BEGIN Given data

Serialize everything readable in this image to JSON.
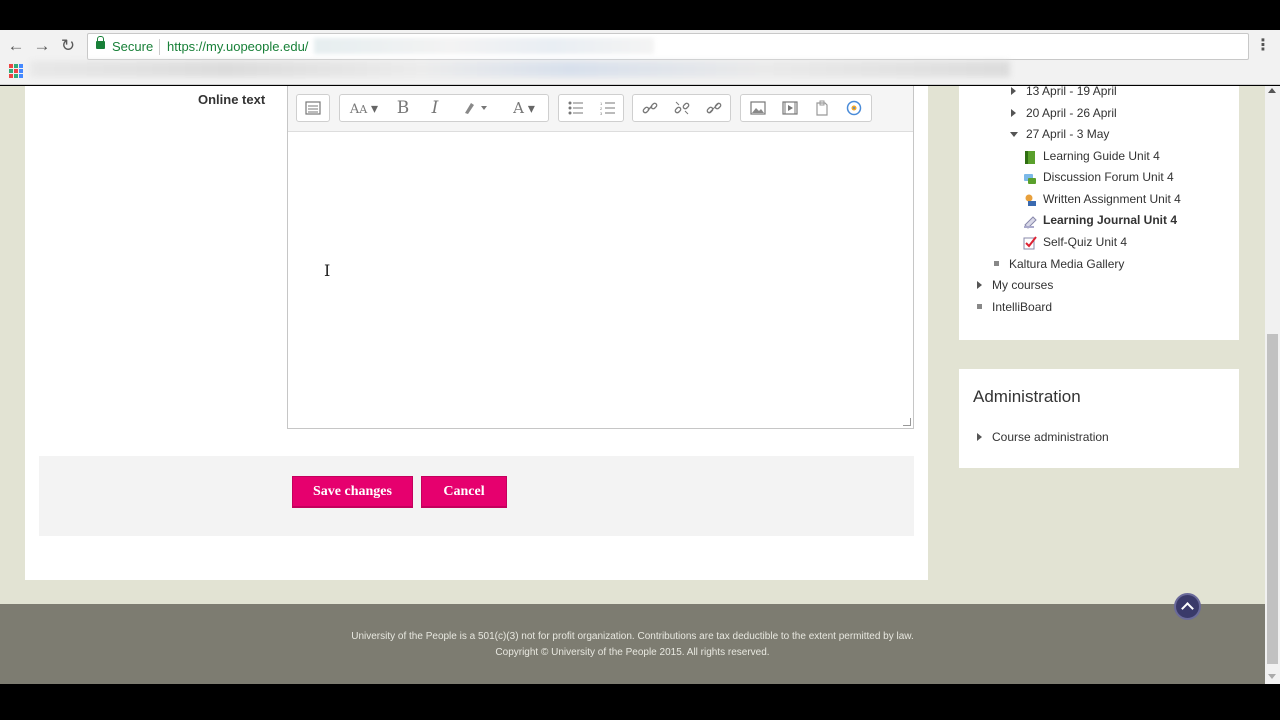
{
  "browser": {
    "secure_label": "Secure",
    "url": "https://my.uopeople.edu/",
    "back_icon": "arrow-left-icon",
    "forward_icon": "arrow-right-icon",
    "reload_icon": "reload-icon"
  },
  "form": {
    "online_text_label": "Online text",
    "save_label": "Save changes",
    "cancel_label": "Cancel",
    "button_color": "#e6006e"
  },
  "toolbar": {
    "groups": [
      [
        "toolbar-toggle-icon"
      ],
      [
        "font-size-icon",
        "bold-icon",
        "italic-icon",
        "styles-icon",
        "font-color-icon"
      ],
      [
        "unordered-list-icon",
        "ordered-list-icon"
      ],
      [
        "link-icon",
        "unlink-icon",
        "auto-link-icon"
      ],
      [
        "image-icon",
        "media-icon",
        "files-icon",
        "accessibility-icon"
      ]
    ],
    "bold_glyph": "B",
    "italic_glyph": "I"
  },
  "navigation": {
    "weeks": [
      "13 April - 19 April",
      "20 April - 26 April",
      "27 April - 3 May"
    ],
    "unit_items": [
      {
        "label": "Learning Guide Unit 4",
        "icon": "book-icon",
        "bold": false
      },
      {
        "label": "Discussion Forum Unit 4",
        "icon": "forum-icon",
        "bold": false
      },
      {
        "label": "Written Assignment Unit 4",
        "icon": "assignment-icon",
        "bold": false
      },
      {
        "label": "Learning Journal Unit 4",
        "icon": "journal-icon",
        "bold": true
      },
      {
        "label": "Self-Quiz Unit 4",
        "icon": "quiz-icon",
        "bold": false
      }
    ],
    "kaltura": "Kaltura Media Gallery",
    "my_courses": "My courses",
    "intelliboard": "IntelliBoard"
  },
  "administration": {
    "title": "Administration",
    "course_admin": "Course administration"
  },
  "footer": {
    "line1": "University of the People is a 501(c)(3) not for profit organization. Contributions are tax deductible to the extent permitted by law.",
    "line2": "Copyright © University of the People 2015. All rights reserved."
  }
}
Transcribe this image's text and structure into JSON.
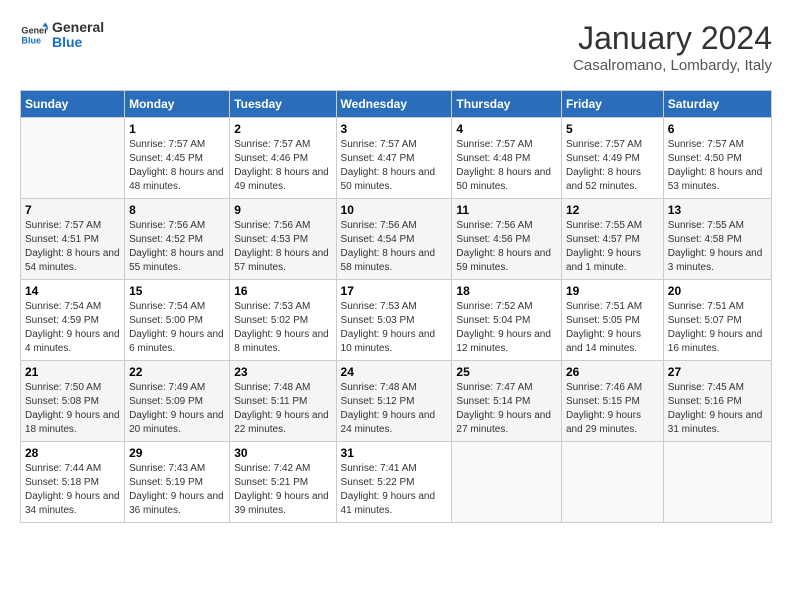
{
  "logo": {
    "line1": "General",
    "line2": "Blue"
  },
  "title": "January 2024",
  "location": "Casalromano, Lombardy, Italy",
  "days_header": [
    "Sunday",
    "Monday",
    "Tuesday",
    "Wednesday",
    "Thursday",
    "Friday",
    "Saturday"
  ],
  "weeks": [
    [
      {
        "day": "",
        "sunrise": "",
        "sunset": "",
        "daylight": ""
      },
      {
        "day": "1",
        "sunrise": "Sunrise: 7:57 AM",
        "sunset": "Sunset: 4:45 PM",
        "daylight": "Daylight: 8 hours and 48 minutes."
      },
      {
        "day": "2",
        "sunrise": "Sunrise: 7:57 AM",
        "sunset": "Sunset: 4:46 PM",
        "daylight": "Daylight: 8 hours and 49 minutes."
      },
      {
        "day": "3",
        "sunrise": "Sunrise: 7:57 AM",
        "sunset": "Sunset: 4:47 PM",
        "daylight": "Daylight: 8 hours and 50 minutes."
      },
      {
        "day": "4",
        "sunrise": "Sunrise: 7:57 AM",
        "sunset": "Sunset: 4:48 PM",
        "daylight": "Daylight: 8 hours and 50 minutes."
      },
      {
        "day": "5",
        "sunrise": "Sunrise: 7:57 AM",
        "sunset": "Sunset: 4:49 PM",
        "daylight": "Daylight: 8 hours and 52 minutes."
      },
      {
        "day": "6",
        "sunrise": "Sunrise: 7:57 AM",
        "sunset": "Sunset: 4:50 PM",
        "daylight": "Daylight: 8 hours and 53 minutes."
      }
    ],
    [
      {
        "day": "7",
        "sunrise": "Sunrise: 7:57 AM",
        "sunset": "Sunset: 4:51 PM",
        "daylight": "Daylight: 8 hours and 54 minutes."
      },
      {
        "day": "8",
        "sunrise": "Sunrise: 7:56 AM",
        "sunset": "Sunset: 4:52 PM",
        "daylight": "Daylight: 8 hours and 55 minutes."
      },
      {
        "day": "9",
        "sunrise": "Sunrise: 7:56 AM",
        "sunset": "Sunset: 4:53 PM",
        "daylight": "Daylight: 8 hours and 57 minutes."
      },
      {
        "day": "10",
        "sunrise": "Sunrise: 7:56 AM",
        "sunset": "Sunset: 4:54 PM",
        "daylight": "Daylight: 8 hours and 58 minutes."
      },
      {
        "day": "11",
        "sunrise": "Sunrise: 7:56 AM",
        "sunset": "Sunset: 4:56 PM",
        "daylight": "Daylight: 8 hours and 59 minutes."
      },
      {
        "day": "12",
        "sunrise": "Sunrise: 7:55 AM",
        "sunset": "Sunset: 4:57 PM",
        "daylight": "Daylight: 9 hours and 1 minute."
      },
      {
        "day": "13",
        "sunrise": "Sunrise: 7:55 AM",
        "sunset": "Sunset: 4:58 PM",
        "daylight": "Daylight: 9 hours and 3 minutes."
      }
    ],
    [
      {
        "day": "14",
        "sunrise": "Sunrise: 7:54 AM",
        "sunset": "Sunset: 4:59 PM",
        "daylight": "Daylight: 9 hours and 4 minutes."
      },
      {
        "day": "15",
        "sunrise": "Sunrise: 7:54 AM",
        "sunset": "Sunset: 5:00 PM",
        "daylight": "Daylight: 9 hours and 6 minutes."
      },
      {
        "day": "16",
        "sunrise": "Sunrise: 7:53 AM",
        "sunset": "Sunset: 5:02 PM",
        "daylight": "Daylight: 9 hours and 8 minutes."
      },
      {
        "day": "17",
        "sunrise": "Sunrise: 7:53 AM",
        "sunset": "Sunset: 5:03 PM",
        "daylight": "Daylight: 9 hours and 10 minutes."
      },
      {
        "day": "18",
        "sunrise": "Sunrise: 7:52 AM",
        "sunset": "Sunset: 5:04 PM",
        "daylight": "Daylight: 9 hours and 12 minutes."
      },
      {
        "day": "19",
        "sunrise": "Sunrise: 7:51 AM",
        "sunset": "Sunset: 5:05 PM",
        "daylight": "Daylight: 9 hours and 14 minutes."
      },
      {
        "day": "20",
        "sunrise": "Sunrise: 7:51 AM",
        "sunset": "Sunset: 5:07 PM",
        "daylight": "Daylight: 9 hours and 16 minutes."
      }
    ],
    [
      {
        "day": "21",
        "sunrise": "Sunrise: 7:50 AM",
        "sunset": "Sunset: 5:08 PM",
        "daylight": "Daylight: 9 hours and 18 minutes."
      },
      {
        "day": "22",
        "sunrise": "Sunrise: 7:49 AM",
        "sunset": "Sunset: 5:09 PM",
        "daylight": "Daylight: 9 hours and 20 minutes."
      },
      {
        "day": "23",
        "sunrise": "Sunrise: 7:48 AM",
        "sunset": "Sunset: 5:11 PM",
        "daylight": "Daylight: 9 hours and 22 minutes."
      },
      {
        "day": "24",
        "sunrise": "Sunrise: 7:48 AM",
        "sunset": "Sunset: 5:12 PM",
        "daylight": "Daylight: 9 hours and 24 minutes."
      },
      {
        "day": "25",
        "sunrise": "Sunrise: 7:47 AM",
        "sunset": "Sunset: 5:14 PM",
        "daylight": "Daylight: 9 hours and 27 minutes."
      },
      {
        "day": "26",
        "sunrise": "Sunrise: 7:46 AM",
        "sunset": "Sunset: 5:15 PM",
        "daylight": "Daylight: 9 hours and 29 minutes."
      },
      {
        "day": "27",
        "sunrise": "Sunrise: 7:45 AM",
        "sunset": "Sunset: 5:16 PM",
        "daylight": "Daylight: 9 hours and 31 minutes."
      }
    ],
    [
      {
        "day": "28",
        "sunrise": "Sunrise: 7:44 AM",
        "sunset": "Sunset: 5:18 PM",
        "daylight": "Daylight: 9 hours and 34 minutes."
      },
      {
        "day": "29",
        "sunrise": "Sunrise: 7:43 AM",
        "sunset": "Sunset: 5:19 PM",
        "daylight": "Daylight: 9 hours and 36 minutes."
      },
      {
        "day": "30",
        "sunrise": "Sunrise: 7:42 AM",
        "sunset": "Sunset: 5:21 PM",
        "daylight": "Daylight: 9 hours and 39 minutes."
      },
      {
        "day": "31",
        "sunrise": "Sunrise: 7:41 AM",
        "sunset": "Sunset: 5:22 PM",
        "daylight": "Daylight: 9 hours and 41 minutes."
      },
      {
        "day": "",
        "sunrise": "",
        "sunset": "",
        "daylight": ""
      },
      {
        "day": "",
        "sunrise": "",
        "sunset": "",
        "daylight": ""
      },
      {
        "day": "",
        "sunrise": "",
        "sunset": "",
        "daylight": ""
      }
    ]
  ]
}
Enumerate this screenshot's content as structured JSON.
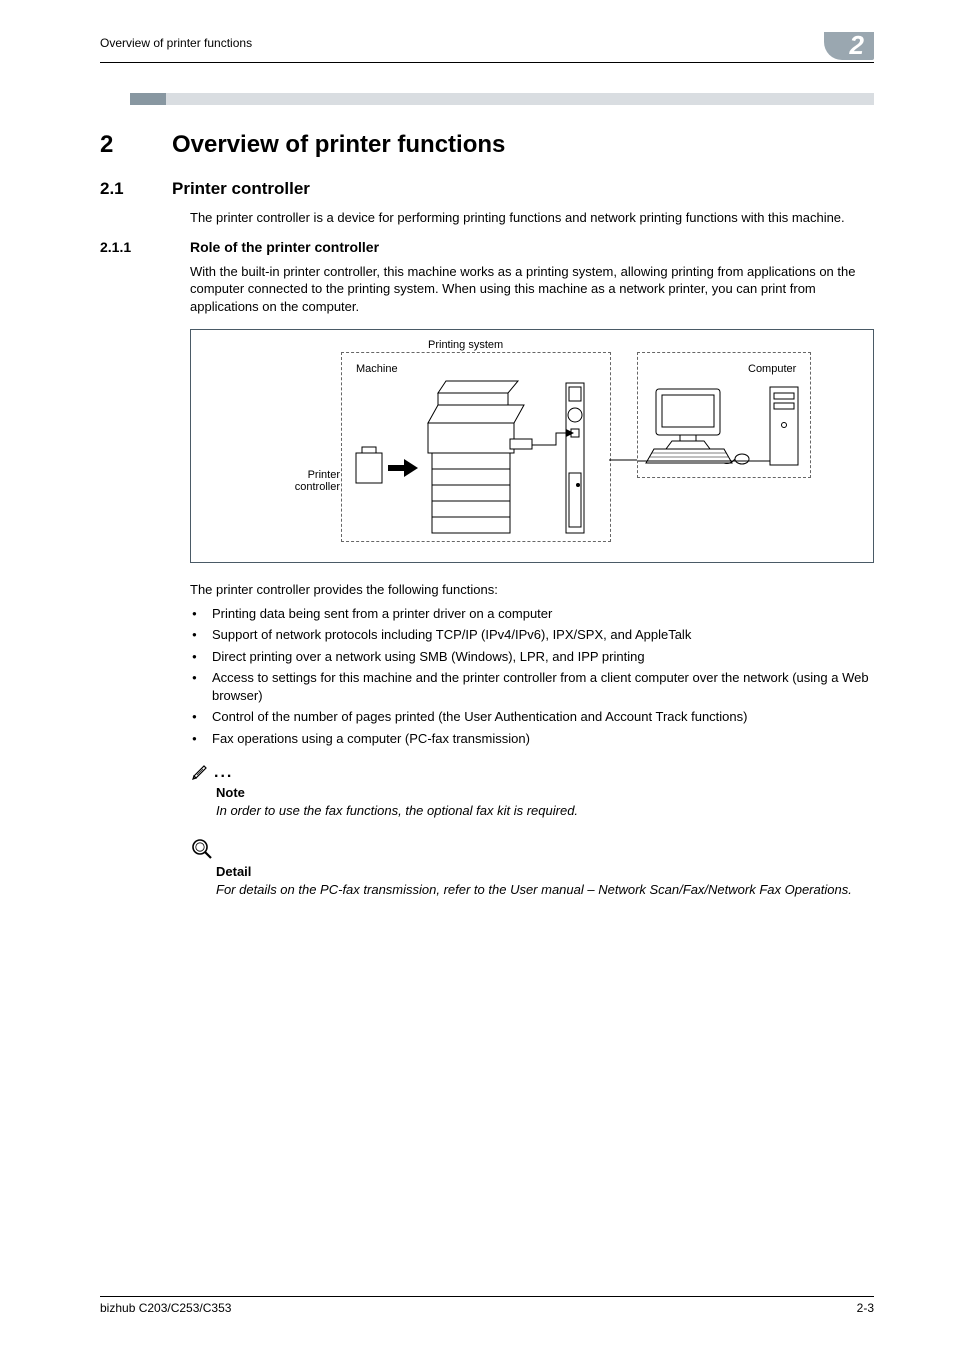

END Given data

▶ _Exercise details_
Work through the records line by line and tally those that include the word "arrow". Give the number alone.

▶ _Solution below_
2